Worsening drought conditions could mean tighter water restrictions in Willmar
Willmar Municipal Utilities is keeping a close eye on the drought conditions in Willmar. Currently, the utilities department is able to meet the Minnesota Department of Natural Resources restrictions, but if the drought worsens, Willmar Municipal Utilities might have to take more action.
WILLMAR — As summer slides into August, the drought conditions that have gripped Minnesota don't seem to be going anywhere soon. Willmar, as of Monday, is still listed as being in a severe drought . However, conditions are worse in some areas of Kandiyohi County, where an extreme drought has already been called.
"Since early June we've had a summer of hot and dry conditions," said Alan Neer, Willmar Municipal Utilities water system supervisor.
Willmar Municipal Utilities has been watching the changing conditions carefully in an attempt to be proactive when water conservation is needed. Neer gave an update at Monday's meeting of the Municipal Utilities Commission on drought response.
One such proactive step took place June 11, when the utilities called for yard watering restrictions to reduce water usage.
"Everybody was watering like gangbusters," Neer said.
In addition, a control issue at the Northeast Water Treatment Plant and a fire in town increased the pressure on the city's water system, with it running at 94% capacity for the week of June 6 through June 11. To protect the system, Willmar Municipal Utilities ordered the restrictions to make sure there was enough water to meet the city's basic needs.
"We've regained everything and our system is very resilient and operating as normal," Neer said.
Those watering restrictions remain in place and have been successful, helping meet current Minnesota Department of Natural Resources water restrictions based on the state drought plan . Those restrictions say that Willmar should be using only 50 percent above its January average daily use of water of about 3,750,000 gallons per day. Currently that means Willmar needs to average 5.6 million gallons a day, which it mostly has been able to do.
"We were able to head off any issues," Neer said.
Willmar Municipal Utilities staff have been speaking with the largest water users in the system to find ways to conserve water in case tighter restrictions are on the way. If Willmar finds itself in an extreme drought, Willmar Municipal Utilities will need to reduce water usage again, by an additional average of 300,000 gallons a day, to reach 25 percent above the January average.
"We're fairly confident we will be able to pick up those 300,000 gallons" through conservation efforts with customers, said John Harren, Willmar Municipal Utilities general manager.

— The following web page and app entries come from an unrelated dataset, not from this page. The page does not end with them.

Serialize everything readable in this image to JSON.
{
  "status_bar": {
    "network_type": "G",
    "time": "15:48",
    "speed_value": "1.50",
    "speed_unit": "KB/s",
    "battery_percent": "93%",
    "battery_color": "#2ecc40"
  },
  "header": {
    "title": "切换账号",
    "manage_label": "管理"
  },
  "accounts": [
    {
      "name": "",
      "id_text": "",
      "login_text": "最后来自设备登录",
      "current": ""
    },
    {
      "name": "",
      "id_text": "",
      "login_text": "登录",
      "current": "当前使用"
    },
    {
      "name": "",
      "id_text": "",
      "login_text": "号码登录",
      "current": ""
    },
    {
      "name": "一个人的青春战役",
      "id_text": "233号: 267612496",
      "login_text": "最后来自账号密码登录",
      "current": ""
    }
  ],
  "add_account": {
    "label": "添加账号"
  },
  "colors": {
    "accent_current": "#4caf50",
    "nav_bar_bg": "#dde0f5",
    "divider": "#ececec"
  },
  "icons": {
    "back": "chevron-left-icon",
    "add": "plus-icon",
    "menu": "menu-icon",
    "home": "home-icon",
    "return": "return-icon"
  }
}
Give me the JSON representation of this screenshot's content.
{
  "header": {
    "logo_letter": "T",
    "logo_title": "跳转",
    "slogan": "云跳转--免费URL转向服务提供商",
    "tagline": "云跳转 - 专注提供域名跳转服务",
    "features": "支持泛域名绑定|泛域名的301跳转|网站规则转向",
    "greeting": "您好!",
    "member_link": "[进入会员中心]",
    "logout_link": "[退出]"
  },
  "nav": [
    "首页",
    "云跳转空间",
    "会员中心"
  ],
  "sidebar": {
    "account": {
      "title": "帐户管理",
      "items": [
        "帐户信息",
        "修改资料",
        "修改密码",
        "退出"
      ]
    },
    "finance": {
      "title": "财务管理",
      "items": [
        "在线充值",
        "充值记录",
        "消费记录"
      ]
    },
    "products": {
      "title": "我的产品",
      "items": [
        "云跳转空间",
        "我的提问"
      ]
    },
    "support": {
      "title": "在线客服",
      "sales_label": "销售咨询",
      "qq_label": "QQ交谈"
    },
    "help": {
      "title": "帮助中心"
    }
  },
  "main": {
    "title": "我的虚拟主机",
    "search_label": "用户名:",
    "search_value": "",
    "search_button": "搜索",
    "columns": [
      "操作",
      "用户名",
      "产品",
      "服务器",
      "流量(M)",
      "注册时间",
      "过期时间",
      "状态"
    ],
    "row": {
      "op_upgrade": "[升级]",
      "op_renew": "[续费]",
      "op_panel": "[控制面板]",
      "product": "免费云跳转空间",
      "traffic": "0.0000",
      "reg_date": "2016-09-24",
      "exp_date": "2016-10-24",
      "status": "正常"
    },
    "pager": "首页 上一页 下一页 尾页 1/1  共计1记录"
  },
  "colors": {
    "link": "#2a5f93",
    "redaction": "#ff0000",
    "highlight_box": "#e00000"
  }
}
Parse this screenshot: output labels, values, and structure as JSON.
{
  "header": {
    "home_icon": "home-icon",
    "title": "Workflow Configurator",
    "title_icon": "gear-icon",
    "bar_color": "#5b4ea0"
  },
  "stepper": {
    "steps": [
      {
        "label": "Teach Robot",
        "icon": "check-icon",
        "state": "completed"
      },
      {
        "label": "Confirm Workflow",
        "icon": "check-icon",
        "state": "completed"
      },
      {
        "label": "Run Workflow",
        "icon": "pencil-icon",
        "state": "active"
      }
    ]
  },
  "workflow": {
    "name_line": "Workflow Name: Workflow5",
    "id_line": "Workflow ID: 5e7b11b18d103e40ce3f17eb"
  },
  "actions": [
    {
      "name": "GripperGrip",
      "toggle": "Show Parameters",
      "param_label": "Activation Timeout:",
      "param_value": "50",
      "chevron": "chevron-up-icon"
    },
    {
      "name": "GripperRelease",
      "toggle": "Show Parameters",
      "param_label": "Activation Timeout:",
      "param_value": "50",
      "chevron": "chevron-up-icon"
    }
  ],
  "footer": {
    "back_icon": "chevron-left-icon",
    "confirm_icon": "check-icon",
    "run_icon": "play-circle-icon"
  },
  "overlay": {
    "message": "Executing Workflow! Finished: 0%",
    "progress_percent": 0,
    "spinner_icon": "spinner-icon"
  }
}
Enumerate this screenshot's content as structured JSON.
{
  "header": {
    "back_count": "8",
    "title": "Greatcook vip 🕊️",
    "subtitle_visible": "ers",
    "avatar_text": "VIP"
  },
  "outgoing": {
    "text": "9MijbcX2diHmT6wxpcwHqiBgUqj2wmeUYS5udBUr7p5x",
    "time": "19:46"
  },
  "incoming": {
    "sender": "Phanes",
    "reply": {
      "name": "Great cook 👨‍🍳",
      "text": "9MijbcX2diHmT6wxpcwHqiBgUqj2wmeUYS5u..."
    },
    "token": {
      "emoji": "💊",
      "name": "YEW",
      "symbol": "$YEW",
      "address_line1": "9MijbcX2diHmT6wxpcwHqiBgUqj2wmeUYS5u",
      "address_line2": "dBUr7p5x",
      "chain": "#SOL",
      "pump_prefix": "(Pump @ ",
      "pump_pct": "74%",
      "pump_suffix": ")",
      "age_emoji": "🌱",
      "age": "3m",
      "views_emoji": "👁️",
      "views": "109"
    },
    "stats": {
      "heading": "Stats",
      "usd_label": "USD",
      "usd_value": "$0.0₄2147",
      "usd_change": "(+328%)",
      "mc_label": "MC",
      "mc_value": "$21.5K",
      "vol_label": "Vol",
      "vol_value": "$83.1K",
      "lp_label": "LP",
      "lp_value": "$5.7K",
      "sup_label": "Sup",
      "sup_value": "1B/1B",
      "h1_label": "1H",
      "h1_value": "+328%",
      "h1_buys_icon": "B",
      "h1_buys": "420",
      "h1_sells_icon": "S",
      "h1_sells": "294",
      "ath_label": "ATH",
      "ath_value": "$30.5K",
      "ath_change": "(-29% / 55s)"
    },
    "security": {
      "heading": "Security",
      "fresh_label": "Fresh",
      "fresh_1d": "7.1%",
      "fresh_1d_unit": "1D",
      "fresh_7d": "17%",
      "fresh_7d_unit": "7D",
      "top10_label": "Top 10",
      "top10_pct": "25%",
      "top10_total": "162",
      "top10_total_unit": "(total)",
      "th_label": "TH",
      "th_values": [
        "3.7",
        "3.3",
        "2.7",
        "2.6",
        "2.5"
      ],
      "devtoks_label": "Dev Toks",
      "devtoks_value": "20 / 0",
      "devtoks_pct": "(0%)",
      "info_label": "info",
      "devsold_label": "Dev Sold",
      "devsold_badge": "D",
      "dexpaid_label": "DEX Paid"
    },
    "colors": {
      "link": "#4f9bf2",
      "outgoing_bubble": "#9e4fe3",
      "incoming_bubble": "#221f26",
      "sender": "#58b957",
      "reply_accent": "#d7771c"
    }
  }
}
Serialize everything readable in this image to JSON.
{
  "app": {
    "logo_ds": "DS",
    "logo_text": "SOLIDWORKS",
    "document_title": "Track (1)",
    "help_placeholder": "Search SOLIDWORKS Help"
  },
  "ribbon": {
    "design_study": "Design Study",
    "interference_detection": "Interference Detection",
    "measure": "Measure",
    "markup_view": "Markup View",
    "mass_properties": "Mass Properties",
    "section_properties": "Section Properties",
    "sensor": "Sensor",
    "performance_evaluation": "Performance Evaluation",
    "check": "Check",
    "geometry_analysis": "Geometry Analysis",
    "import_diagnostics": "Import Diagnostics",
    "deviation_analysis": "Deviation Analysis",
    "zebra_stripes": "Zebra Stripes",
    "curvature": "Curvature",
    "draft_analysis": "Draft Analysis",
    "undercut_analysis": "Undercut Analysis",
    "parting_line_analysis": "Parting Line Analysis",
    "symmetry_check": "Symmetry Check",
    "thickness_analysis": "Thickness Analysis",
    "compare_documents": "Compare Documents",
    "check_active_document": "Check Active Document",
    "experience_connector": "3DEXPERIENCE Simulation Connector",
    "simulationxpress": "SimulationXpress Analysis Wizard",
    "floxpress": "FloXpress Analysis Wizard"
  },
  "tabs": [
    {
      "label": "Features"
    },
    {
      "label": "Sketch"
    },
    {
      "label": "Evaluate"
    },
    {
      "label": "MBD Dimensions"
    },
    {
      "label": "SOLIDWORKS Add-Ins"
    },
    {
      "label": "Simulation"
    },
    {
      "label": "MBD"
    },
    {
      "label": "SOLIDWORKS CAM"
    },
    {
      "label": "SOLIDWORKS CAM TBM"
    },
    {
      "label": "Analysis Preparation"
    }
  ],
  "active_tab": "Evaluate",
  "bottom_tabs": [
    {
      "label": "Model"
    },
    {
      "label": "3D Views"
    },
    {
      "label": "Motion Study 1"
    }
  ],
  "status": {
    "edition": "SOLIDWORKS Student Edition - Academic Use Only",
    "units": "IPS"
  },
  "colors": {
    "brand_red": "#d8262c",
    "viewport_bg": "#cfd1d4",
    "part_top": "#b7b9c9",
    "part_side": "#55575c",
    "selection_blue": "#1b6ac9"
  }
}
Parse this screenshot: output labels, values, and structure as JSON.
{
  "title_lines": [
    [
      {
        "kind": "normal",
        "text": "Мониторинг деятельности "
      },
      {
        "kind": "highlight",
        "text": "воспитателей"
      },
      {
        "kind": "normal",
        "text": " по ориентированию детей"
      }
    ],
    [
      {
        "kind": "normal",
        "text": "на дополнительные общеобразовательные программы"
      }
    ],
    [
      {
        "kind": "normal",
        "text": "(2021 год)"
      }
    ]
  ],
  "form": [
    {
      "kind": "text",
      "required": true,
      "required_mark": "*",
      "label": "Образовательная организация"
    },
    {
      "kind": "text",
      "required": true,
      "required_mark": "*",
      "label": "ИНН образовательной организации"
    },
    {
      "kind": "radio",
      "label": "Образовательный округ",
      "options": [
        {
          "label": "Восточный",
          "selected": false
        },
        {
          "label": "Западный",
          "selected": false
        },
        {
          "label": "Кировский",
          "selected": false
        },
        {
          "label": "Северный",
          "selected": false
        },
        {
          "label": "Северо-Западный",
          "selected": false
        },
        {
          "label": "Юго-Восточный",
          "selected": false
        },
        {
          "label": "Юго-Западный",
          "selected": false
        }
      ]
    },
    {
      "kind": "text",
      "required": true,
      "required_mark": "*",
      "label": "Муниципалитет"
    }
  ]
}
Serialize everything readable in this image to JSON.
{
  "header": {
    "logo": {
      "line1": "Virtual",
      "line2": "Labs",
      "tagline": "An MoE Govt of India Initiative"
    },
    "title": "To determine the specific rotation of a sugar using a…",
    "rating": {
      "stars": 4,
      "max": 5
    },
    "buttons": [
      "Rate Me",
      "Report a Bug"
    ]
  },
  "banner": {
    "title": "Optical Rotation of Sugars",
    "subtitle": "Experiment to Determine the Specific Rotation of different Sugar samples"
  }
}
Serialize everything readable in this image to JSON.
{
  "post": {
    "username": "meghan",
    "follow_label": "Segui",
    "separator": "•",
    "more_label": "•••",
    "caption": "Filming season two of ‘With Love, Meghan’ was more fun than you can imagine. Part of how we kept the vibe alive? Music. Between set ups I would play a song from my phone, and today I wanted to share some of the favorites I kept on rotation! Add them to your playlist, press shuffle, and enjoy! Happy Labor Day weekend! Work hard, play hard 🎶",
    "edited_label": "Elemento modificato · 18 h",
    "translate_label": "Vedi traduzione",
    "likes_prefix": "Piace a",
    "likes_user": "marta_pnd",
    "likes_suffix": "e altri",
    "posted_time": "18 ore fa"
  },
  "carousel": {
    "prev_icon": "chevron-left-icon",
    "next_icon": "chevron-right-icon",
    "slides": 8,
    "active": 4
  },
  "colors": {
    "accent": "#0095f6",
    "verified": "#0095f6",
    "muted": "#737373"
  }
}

This is one of the worst droughts the Willmar area has ever dealt with, at least within the memory of those working at Willmar Municipal Utilities. As such, staff are working on creating drought procedures and policies Willmar Municipal Utilities can follow, both now and for future droughts.
"We are building it as we go," Neer said.
How long or severe the drought will be — and its connected water restrictions will last — all depend on the weather. Unfortunately, the monthly drought outlook from the National Weather Service Climate Prediction Center shows drought conditions continuing at least through August, and possibly into the end of October.
Whether Minnesota has a wet or dry winter will also have a major impact on both drought conditions and on Willmar's water supply. Neer said currently the city's wells are still robust. However, if it is a dry winter, the aquifers might not recharge as normal.
"We will know more after the winter months and into spring, if we recover or not," Neer said.
Willmar Municipal Utilities is in a wait and see mode, like the entire state, on when the drought may end and restrictions can be pulled back.
"It is certainly a fluid situation," said Municipal Utilities Commission President Justin Mattern.